Deliberating the Trans-Pacific Partnership
On Oct. 5, the United States and 11 other countries finalized the Trans-Pacific Partnership (TPP) free-trade agreement after seven years of negotiations. Besides the United States, the other countries involved are Australia, Brunei, Canada, Chile, Japan, Malaysia, Mexico, New Zealand, Peru, Singapore and Vietnam.
The goal of the TPP is to “promote economic growth; support the creation and retention of jobs; enhance innovation, productivity and competitiveness; raise living standards; reduce poverty; and promote transparency, good governance, and enhanced labor and environmental protections.” If only! Grandiose promises aside, the TPP would, among other things, reduce tariffs and establish an alternative method of resolving trade disputes outside of court.
Ratifying the TPP has long been a goal of the Obama administration. “At a time when 95 percent of our potential customers live outside our borders, this agreement will open up new markets to made-in-America goods and services,” President Obama said. “[The TPP] would eliminate more than 18,000 taxes that various countries put on made-in-America products. For instance, last year, we exported $89 billion in automotive products alone to TPP countries, many of which have soaring tariffs—more than 70 percent, in some cases—on made-in-America products. …Thanks to the TPP, those taxes will drop drastically, most of them to zero.”
Reaction has been mixed. Republican presidential candidates Jeb Bush, Ben Carson, Marco Rubio and John Kasich support the TPP. Democratic candidates Bernie Sanders and Hillary Clinton oppose it, as do Republican candidates Carly Fiorina, Mike Huckabee and Donald Trump.
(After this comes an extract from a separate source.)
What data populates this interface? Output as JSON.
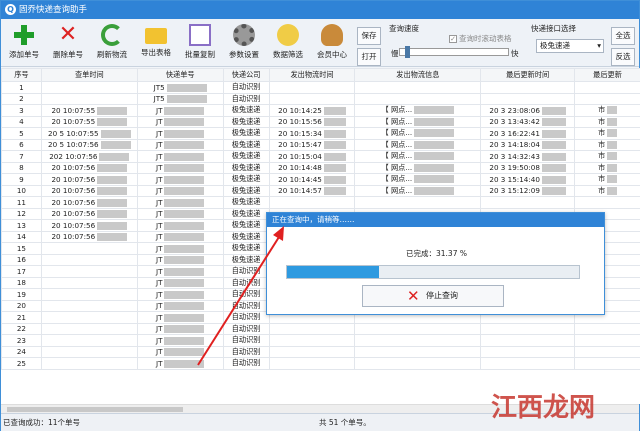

Sanders has denounced the TPP as “a disastrous trade agreement designed to protect the interests of the largest multinational corporations at the expense of workers, consumers, the environment and the foundations of American democracy.”
The TPP has been endorsed by a number of economists, including former Federal Reserve chairmen Alan Greenspan and Ben Bernanke. Joshua Meltzer, senior fellow for global economy and development at the Brookings Institution, predicts the TPP could generate $14 billion in economic benefits to the U.S. in 2025. He says the agreement would be particularly important for small- and medium-sized businesses, which accounted for 40 percent of U.S. goods exports in 2012. Such businesses tend to benefit disproportionately from trade liberalization, since they are less likely than large enterprises to establish overseas subsidiaries to overcome trade barriers.
Will the TPP be a boon or bane for U.S. manufacturers? As it was with the North American Free Trade Agreement, the truth likely lies somewhere in the middle.
Congress must accept or reject the TPP within 90 legislative days once the deal is formally submitted for review. Congress will likely vote on the deal either during the summer of 2016 or in the lame-duck session after the 2016 elections.
While the negotiations may not have been as open as some might have liked, the TPP agreement itself is no secret. You can read it all—hundreds of pages of glorious legalese—here: https://ustr.gov/tpp/#text.